** EXTRACTED DATA follows **

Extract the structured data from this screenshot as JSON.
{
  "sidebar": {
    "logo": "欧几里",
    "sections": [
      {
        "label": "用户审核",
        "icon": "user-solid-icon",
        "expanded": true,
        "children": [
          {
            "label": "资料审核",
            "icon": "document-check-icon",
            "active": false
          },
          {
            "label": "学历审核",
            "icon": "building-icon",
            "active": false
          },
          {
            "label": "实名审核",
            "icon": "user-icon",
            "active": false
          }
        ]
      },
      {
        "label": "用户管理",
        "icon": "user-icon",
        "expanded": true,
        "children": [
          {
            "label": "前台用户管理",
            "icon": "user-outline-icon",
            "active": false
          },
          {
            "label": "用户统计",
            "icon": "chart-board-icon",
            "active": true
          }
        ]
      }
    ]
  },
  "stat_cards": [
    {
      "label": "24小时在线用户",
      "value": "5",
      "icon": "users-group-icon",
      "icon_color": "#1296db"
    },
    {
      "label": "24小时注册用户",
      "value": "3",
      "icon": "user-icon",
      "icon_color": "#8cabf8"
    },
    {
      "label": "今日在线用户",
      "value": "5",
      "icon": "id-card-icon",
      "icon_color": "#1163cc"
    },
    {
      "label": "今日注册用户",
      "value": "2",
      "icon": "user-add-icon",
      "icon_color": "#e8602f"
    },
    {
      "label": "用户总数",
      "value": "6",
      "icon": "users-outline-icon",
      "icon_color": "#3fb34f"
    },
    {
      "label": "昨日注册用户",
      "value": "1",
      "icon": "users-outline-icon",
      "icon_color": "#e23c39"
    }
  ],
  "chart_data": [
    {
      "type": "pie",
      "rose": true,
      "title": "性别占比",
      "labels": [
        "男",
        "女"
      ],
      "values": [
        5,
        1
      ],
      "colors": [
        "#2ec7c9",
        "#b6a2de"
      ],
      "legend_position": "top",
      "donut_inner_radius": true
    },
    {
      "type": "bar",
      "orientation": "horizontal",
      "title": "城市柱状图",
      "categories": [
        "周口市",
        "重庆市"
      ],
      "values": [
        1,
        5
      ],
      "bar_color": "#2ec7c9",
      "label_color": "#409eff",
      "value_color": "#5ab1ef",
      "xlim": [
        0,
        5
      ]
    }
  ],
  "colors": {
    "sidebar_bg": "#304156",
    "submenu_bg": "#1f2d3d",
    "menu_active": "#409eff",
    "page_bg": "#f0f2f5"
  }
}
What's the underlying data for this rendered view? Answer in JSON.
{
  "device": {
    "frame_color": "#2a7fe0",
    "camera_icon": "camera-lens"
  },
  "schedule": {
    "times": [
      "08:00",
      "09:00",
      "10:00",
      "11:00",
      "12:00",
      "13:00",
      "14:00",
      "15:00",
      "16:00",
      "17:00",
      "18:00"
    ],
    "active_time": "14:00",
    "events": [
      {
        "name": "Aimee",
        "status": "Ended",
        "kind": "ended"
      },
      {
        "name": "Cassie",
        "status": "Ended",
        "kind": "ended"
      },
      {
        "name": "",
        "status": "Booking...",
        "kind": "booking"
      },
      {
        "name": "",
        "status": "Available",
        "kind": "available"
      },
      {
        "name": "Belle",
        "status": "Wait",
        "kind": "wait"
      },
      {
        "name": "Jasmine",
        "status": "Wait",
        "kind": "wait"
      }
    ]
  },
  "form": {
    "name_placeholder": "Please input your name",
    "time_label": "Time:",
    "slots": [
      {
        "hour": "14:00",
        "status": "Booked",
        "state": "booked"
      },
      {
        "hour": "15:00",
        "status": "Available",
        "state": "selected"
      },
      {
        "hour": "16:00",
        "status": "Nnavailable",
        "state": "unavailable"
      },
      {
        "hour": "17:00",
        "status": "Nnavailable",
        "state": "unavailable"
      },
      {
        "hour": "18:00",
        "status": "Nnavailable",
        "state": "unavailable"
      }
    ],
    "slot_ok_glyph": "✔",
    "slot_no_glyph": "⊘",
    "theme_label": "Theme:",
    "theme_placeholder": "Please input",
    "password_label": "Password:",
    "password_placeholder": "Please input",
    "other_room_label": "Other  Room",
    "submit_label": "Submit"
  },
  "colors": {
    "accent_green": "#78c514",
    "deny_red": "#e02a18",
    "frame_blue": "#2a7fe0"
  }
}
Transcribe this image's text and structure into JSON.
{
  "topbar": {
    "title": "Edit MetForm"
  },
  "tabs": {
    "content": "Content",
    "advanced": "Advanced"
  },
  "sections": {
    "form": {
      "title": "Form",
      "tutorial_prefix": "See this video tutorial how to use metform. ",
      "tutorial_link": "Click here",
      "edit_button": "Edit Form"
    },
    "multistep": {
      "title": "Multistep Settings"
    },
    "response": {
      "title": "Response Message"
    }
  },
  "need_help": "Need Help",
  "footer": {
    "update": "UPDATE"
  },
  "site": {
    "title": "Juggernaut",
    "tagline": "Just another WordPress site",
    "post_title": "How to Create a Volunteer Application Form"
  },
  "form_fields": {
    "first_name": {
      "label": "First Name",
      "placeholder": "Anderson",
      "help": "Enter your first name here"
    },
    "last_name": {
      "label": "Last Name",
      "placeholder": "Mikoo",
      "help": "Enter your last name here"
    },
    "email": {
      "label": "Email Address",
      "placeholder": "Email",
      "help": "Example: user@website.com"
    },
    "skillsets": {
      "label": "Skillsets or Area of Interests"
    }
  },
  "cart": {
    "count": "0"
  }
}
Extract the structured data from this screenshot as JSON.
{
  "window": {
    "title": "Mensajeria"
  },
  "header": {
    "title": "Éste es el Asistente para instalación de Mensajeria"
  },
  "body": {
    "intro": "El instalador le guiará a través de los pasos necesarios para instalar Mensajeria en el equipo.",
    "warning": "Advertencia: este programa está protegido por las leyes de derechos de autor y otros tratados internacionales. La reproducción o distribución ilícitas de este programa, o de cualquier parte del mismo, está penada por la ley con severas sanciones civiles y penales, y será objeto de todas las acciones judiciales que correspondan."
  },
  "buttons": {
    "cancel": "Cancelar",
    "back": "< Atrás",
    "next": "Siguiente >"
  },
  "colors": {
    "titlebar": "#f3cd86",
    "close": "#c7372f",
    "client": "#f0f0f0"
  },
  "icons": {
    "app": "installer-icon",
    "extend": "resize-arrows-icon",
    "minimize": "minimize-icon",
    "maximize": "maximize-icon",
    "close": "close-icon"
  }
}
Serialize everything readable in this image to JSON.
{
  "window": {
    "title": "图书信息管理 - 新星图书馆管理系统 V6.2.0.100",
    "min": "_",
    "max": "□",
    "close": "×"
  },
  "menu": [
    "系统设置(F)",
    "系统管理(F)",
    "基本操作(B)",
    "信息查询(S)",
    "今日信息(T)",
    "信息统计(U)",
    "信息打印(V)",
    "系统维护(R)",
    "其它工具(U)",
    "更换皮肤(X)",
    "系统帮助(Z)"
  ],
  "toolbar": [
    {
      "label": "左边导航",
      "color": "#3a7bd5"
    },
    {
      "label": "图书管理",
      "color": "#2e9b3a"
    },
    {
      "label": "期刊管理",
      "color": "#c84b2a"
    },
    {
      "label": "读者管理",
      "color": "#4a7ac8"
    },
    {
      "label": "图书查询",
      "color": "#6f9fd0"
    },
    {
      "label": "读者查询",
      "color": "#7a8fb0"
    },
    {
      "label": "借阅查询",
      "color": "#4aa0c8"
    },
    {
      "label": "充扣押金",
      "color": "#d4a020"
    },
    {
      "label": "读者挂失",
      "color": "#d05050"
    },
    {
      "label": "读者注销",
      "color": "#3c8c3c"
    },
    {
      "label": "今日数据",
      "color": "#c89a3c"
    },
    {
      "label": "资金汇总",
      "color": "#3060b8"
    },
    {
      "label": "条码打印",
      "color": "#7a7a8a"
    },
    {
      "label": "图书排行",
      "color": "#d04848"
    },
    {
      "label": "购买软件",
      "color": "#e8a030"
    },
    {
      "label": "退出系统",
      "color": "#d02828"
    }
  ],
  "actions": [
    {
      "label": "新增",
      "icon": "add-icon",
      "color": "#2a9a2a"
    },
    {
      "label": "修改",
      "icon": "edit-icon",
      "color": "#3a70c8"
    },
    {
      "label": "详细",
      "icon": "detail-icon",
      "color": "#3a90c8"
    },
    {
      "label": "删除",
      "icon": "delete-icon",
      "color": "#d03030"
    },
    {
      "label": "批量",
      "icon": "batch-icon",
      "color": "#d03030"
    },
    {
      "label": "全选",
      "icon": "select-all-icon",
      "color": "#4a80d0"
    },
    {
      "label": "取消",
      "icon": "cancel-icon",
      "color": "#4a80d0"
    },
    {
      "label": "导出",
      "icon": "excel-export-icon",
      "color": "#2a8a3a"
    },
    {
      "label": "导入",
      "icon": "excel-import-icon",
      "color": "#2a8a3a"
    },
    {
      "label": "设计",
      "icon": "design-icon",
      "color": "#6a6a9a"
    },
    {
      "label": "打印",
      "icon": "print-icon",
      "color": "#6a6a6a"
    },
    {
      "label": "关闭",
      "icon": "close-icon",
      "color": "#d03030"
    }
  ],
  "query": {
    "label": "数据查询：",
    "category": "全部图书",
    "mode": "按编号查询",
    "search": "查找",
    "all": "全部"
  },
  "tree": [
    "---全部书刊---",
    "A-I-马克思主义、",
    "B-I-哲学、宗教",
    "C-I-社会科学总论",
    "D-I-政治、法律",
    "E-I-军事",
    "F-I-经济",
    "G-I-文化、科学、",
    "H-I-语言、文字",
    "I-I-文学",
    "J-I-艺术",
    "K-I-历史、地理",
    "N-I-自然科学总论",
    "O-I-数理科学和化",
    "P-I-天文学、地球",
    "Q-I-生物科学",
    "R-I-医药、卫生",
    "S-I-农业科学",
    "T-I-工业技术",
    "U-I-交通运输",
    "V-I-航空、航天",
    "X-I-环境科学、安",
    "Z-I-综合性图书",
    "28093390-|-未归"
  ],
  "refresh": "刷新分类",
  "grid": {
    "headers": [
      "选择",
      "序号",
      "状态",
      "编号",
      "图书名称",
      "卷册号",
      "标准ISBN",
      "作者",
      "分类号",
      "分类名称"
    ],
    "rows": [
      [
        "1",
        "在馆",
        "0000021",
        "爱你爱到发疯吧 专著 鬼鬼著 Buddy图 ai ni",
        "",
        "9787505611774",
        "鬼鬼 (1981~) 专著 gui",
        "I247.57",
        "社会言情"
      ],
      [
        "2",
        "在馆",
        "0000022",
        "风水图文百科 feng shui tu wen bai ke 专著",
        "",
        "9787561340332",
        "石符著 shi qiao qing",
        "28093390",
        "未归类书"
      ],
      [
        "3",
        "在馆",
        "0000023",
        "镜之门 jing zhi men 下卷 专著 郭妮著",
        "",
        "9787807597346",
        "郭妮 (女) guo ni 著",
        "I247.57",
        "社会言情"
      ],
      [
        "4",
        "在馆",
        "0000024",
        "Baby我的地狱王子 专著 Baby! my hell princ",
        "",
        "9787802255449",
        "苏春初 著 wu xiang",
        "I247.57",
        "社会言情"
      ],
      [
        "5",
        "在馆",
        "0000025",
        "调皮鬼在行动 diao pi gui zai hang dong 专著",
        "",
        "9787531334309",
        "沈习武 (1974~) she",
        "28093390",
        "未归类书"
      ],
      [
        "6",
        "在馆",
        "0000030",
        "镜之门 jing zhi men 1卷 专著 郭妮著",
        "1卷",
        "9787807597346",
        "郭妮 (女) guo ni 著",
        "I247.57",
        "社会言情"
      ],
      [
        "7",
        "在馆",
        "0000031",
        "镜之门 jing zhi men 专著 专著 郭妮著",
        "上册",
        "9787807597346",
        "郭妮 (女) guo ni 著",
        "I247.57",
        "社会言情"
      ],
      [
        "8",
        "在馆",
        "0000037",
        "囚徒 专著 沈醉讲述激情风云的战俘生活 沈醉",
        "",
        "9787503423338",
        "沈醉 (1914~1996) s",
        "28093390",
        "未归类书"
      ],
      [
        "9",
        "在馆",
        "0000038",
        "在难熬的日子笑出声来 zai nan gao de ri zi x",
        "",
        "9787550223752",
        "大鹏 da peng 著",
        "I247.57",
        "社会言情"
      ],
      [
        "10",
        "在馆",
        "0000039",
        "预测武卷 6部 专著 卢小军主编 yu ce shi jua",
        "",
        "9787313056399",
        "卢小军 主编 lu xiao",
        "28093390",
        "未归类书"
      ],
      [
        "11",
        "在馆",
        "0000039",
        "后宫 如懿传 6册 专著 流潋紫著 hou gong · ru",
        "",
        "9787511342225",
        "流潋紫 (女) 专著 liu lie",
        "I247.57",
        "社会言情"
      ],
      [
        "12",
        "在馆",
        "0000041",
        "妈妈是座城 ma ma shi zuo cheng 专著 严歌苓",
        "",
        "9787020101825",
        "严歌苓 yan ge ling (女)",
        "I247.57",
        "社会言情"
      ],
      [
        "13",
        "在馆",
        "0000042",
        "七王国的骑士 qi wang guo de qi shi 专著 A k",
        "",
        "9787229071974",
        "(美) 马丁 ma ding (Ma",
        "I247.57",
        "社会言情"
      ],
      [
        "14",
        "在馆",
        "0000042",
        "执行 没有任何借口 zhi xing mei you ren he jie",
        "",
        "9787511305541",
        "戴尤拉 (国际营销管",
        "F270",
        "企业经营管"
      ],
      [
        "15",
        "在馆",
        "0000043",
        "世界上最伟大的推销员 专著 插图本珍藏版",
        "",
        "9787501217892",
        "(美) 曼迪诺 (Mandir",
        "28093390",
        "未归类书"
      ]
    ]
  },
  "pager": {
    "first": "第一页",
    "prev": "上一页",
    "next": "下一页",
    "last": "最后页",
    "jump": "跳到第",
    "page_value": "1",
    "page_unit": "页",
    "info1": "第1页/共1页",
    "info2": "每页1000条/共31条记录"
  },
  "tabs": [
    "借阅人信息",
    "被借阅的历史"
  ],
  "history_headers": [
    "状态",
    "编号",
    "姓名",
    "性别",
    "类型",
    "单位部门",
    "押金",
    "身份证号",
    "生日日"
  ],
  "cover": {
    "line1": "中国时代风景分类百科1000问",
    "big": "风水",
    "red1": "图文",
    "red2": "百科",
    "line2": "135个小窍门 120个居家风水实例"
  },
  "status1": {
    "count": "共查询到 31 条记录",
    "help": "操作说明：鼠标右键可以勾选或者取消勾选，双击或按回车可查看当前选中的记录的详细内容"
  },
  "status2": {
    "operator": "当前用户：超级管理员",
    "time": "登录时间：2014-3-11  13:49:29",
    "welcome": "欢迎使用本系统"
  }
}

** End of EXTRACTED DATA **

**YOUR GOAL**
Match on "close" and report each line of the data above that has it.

**RESPONSE TO THIS EXERCISE**
    "close": "#c7372f",
    "close": "close-icon"
    "close": "×"
      "icon": "close-icon",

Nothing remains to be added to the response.